Source information >>
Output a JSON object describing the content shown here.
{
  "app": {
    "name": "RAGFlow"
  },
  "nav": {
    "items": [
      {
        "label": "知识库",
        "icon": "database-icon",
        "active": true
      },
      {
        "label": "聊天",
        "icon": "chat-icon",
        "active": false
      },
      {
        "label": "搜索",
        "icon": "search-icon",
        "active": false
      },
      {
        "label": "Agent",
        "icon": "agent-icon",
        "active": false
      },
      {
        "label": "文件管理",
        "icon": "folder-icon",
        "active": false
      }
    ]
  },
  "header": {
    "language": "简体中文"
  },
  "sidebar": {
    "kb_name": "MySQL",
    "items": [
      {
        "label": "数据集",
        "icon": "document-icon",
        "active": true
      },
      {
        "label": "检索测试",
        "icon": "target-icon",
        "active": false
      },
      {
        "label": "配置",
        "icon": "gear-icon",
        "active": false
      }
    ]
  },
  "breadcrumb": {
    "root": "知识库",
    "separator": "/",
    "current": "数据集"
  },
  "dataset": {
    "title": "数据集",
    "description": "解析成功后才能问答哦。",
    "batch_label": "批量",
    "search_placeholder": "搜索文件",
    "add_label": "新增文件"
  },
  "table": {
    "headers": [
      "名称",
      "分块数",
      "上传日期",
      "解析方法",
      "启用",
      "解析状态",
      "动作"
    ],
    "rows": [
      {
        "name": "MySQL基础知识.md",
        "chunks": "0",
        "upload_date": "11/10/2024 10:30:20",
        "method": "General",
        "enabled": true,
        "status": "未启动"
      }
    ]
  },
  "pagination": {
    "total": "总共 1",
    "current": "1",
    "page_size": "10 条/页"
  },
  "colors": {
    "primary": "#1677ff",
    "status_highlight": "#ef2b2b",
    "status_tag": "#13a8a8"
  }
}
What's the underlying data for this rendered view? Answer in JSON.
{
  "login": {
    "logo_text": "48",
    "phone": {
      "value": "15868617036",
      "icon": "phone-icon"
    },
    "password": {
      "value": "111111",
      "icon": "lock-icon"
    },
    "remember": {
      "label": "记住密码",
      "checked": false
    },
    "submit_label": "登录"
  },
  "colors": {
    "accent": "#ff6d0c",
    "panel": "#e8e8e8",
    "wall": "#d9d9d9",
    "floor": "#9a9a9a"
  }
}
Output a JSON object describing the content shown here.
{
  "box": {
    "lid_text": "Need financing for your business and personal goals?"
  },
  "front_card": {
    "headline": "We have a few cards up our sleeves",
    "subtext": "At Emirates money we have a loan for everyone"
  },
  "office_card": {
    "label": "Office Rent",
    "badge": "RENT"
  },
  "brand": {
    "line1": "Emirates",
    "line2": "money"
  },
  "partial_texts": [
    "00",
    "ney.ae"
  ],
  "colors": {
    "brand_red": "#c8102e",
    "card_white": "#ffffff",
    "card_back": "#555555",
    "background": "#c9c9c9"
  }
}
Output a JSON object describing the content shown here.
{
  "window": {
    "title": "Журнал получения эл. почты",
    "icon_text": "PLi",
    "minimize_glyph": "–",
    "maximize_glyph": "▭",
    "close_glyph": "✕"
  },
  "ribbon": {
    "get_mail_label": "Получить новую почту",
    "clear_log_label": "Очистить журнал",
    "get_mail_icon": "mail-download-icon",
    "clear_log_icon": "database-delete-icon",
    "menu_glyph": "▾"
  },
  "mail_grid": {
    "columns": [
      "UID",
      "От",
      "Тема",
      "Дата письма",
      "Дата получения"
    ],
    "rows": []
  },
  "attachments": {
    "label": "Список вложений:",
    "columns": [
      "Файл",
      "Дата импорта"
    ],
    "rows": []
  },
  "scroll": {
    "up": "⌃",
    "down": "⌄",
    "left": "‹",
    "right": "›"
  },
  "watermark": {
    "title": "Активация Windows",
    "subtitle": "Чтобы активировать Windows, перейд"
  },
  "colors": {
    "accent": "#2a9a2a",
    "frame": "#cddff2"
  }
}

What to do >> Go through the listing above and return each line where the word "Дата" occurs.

Result of the exercise >>
      "Дата письма",
      "Дата получения"
      "Дата импорта"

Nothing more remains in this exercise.